In this article we will give you the keys and the best tips on how to narrate memorable scenes. Undoubtedly, if you want your scenes to be brilliant, let me tell you, you are in the right place.
There are several elements that we will offer you, so take advantage of each one of them and continue reading!
The keys to learn how to narrate memorable scenes
The time has come, and you are ready, you have the characters, the situation, you know what each one wants, and you have a very clear idea of who will get their way.
Surely, you have a list, where you wrote down what you want to happen in the scenes of your story, one by one, but at the time of reading, something goes wrong.
The situations are chained as you wanted, from A, a, B, to C, but, none of them is special to you, they merge with each other, and you can’t imagine a reader telling a friend at a party “This reminds me of something I once read in a comic book.”
How can you make sure your scenes are memorable? Don’t miss these keys if you want to find out!
Introduce a familiar element.
People live immersed in the ocean of the everyday. Everything that is familiar reminds them of something else. The bus stop, the bus, the bus itself, office work, offices, computer problems.
If your scene includes an element that readers will recognize, they won’t have to go to the trouble of remembering it. They will already have it in their brains.
Likewise, whether your story takes place on Mars or in a magical forest, you can always find something that makes readers feel at home.
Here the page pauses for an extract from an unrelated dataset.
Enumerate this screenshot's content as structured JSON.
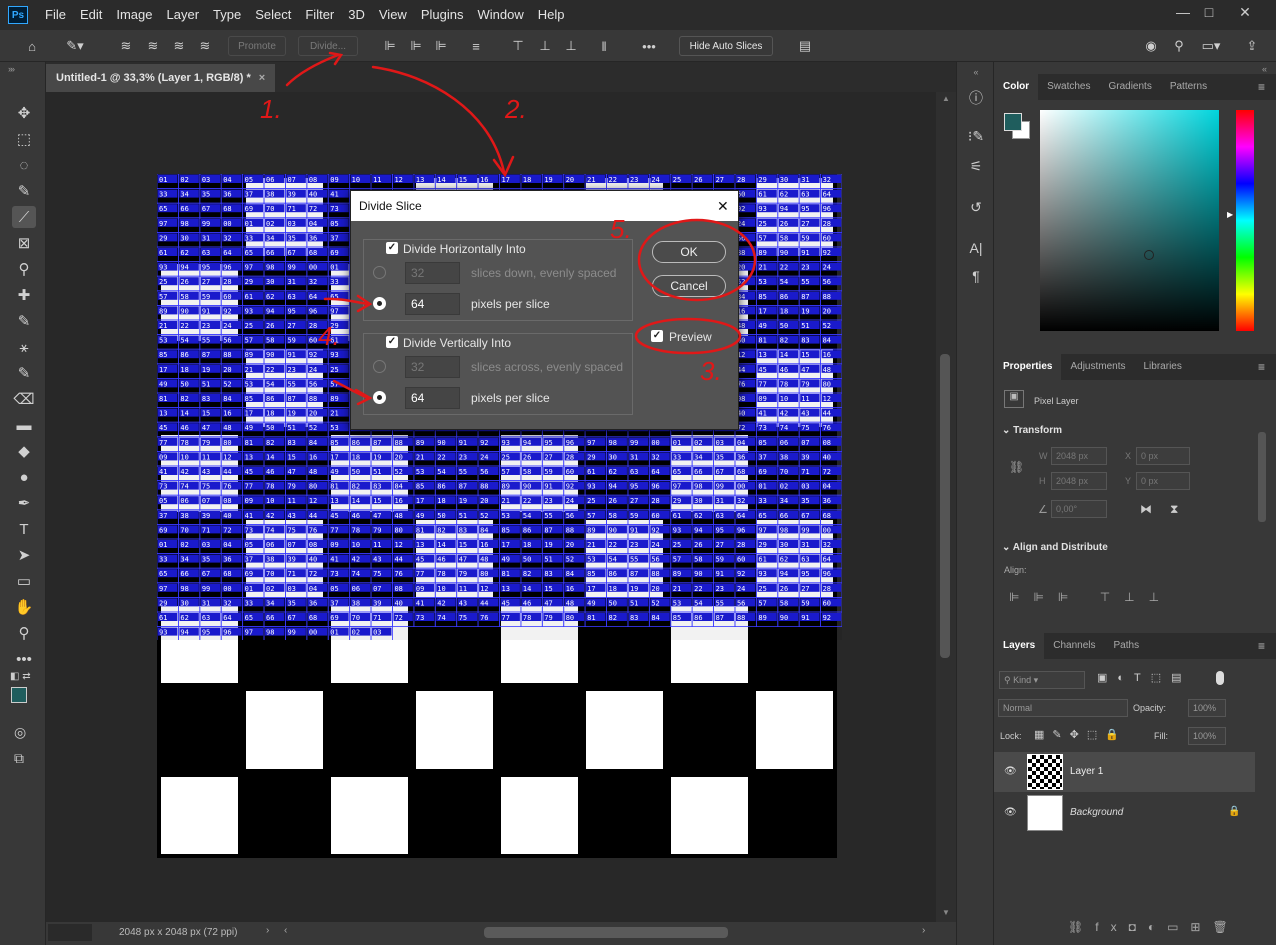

It can even be a phrase, an attitude, or an opinion of a character.
Why is it that both in the Enchanted Forest and on Mars Base 324, two neighbors who meet by chance start their conversation by commenting on the weather?
The more there is to recognize, the less there is to learn, and the more easily readers will retain what happened in the scene.
Introduce a unique or never-before-seen element
The things we remember are the things that brought us some kind of emotion. It can be positive, negative, or even neutral.
Think for a moment when was the most boring time in your life? Seriously, think about it, have you remembered it? Well, there you have it, a memory, associated with a neutral emotion.
Your scenes will be impossible to forget, but surely, you’re afraid that betting on the familiar and recognizable won’t be enough. In this case, the best thing you can do is to compensate with the opposite strategy.
Put in your scene something strange, unexpected, or even illogical, something that stands out from the everyday or familiar (which you should have already built). Or didn’t you read the previous point?
Use elements out of the predictable
Perhaps the grocer’s mustache is gray, but only on one side, perhaps the town sheriff is in the habit of removing the badge from his chest and biting it nervously, especially when he is thinking.
It is possible that teenage girls enjoying a milkshake are surprised because one of them ordered fries and received onion rings.
Any element outside the predictable, even if it’s not important to the story, will keep the scene fresh, and will awaken a pleasant feeling in the reader, who will think “This typical scene is not like the many others I’ve already seen,” and rightly so.
Don’t write every scene you can think of.
Is your scene not memorable? Then tough luck, don’t write it, scrap it. Throw the paper bun in the bin, or send those bits to a recycle garbage can.
How many scenes do you think you need for your story? Certainly fewer than you think.
Make sure your story scenes are memorable by eliminating redundancies. Start, then, by removing scenes similar to those you want the reader to remember.
No scene is forgettable or memorable in and of itself, even if it seems so. Make sure each scene earns its place in the story.
Merge several scenes into one
The best thing a scene can do, if you want it to be remembered, is to multitask.
A clear example might be the moment when the hero decides to go on an adventure, and also the first time we see the world outside his home.
The emotional vulnerability of the villain, unsuspected until that moment, can appear in the same scene in which he launches his ultimatum to society.
The letter carrier, who gets off his bicycle and brings us that important piece of information, is at the same time the one who convinces the protagonist to overcome his phobia of dogs. Because letter carriers always get barked at.
Readers will thank you for valuing their time by not delaying in several scenes what you could have easily told in one. They will appreciate it if you reward their attention by giving them a good amount of information while they read.
Consult these keys every time you want to make sure of the importance of your scenes. With them on your side, you will not only get memorable scenes, but also a great story!
To narrate memorable scenes, you need the keys to write them, luckily, during the article they were mentioned, you can’t miss them.
You can merge scenes, insert known elements, or unpredictable ones, you decide, but, if you really want to tell amazing stories, take advantage of each of the points mentioned in this article!